In 1991, the Progressive Liberal Party government amended the Bahamas’ Sexual Offences Act, decriminalising “buggery” and other same-sex sexual acts in private. Over twenty years later the Bahamas still remains ahead of the majority of its Caribbean neighbours. Male-male sexual activity continues to be illegal in eleven Caribbean nations. Female-female sexual activity is illegal in seven. The Caribbean region also has some of the world’s most severe punitive laws relating to homosexuality. And it is no coincidence that, after sub-Saharan Africa, it has the second highest rate of HIV-prevalence. 32.9% of Jamaican men who have sex with men are HIV positive – the world’s highest prevalence rate among this particularly vulnerable population. Anti-gay laws have institutionalised a toxic homophobic environment that prevents LGBTQ persons from seeking the prevention and care they are entitled to.

Anti-discrimination movements and efforts to dismantle punitive legislation are gaining a fragile…

View original 605 more words

Sounding Out! Podcast #29: Game Audio Notes I: Growing Sounds for Sim Cell

Oren Stark:

Very interesting possibilities… made me wonder how using the genetic algorithm in digital music would play out. In particular, it made me think of Manuel DeLanda’s discussion of Deleuze, morphogenesis and working with materials in art: http://youtu.be/50-d_J0hKz0

Originally posted on Sounding Out!:

Sound and Pleasure2A pair of firsts! This is both the lead post in our summer Sound and Pleasureseries, and the first podcast in a three part series by Leonard J. Paul. What is the connection between sound and enjoyment, and how are pleasing sounds designed? Pleasure is, after all, what brings y’all back to Sounding Out! weekly, is it not?
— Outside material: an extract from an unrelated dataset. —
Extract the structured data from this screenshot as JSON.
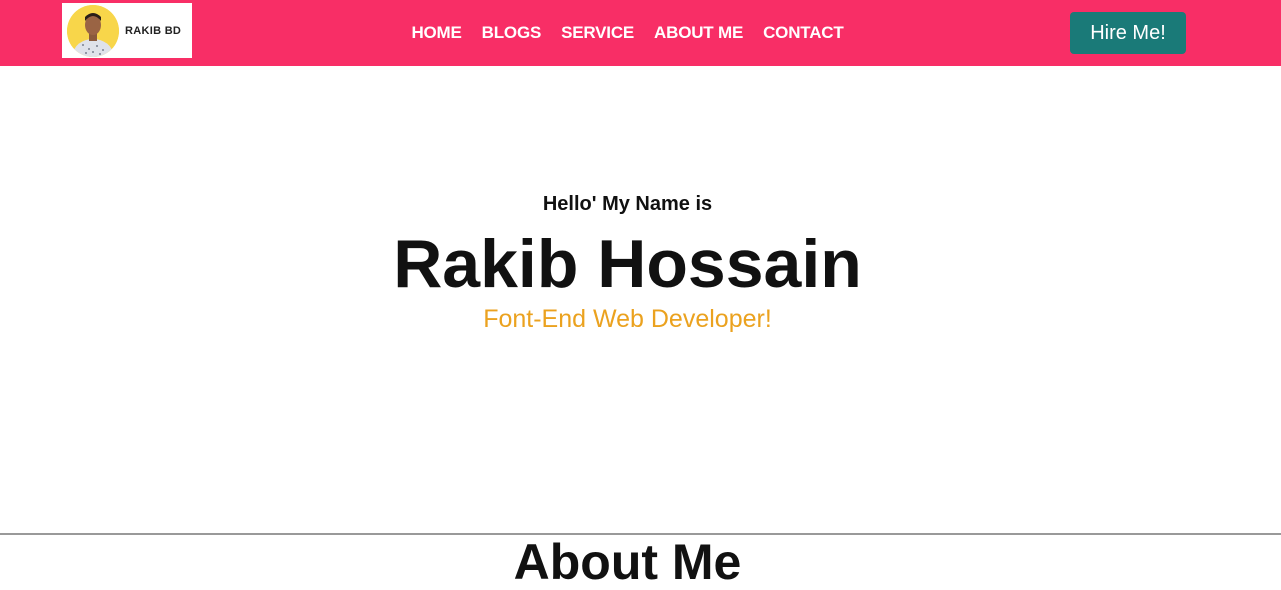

In today’s installment Leonard peels back the curtain of game audio design and reveals his creative process. For anyone curious as to what creative decisions lead to the bloops, bleeps, and ambient soundscapes of video games, this is essential listening. Stay tuned for next Monday’s installment on the process of designing sound for Retro City Rampage, and next month’s episode which focuses on the game Vessel. Today, Leonard begins by picking apart his design process at a cellular level. Literally! -AT, Multimedia Editor

-

CLICK HERE TO DOWNLOADGame Audio Notes I:…

View original 1,420 more words

Ways Of Seeing

Originally posted on Bring Me The African Guy:

I am thinking about what horror movies teach us about blind spots, getting blindsided, backdoor looking, around-the-corner looking, about the receding contours of blurry figures at the edge of sight. And perhaps I am simply grappling with Povinelli’s notion of the difficulty of “seeing what is [in] front of our eyes but outside our field of vision.”

View original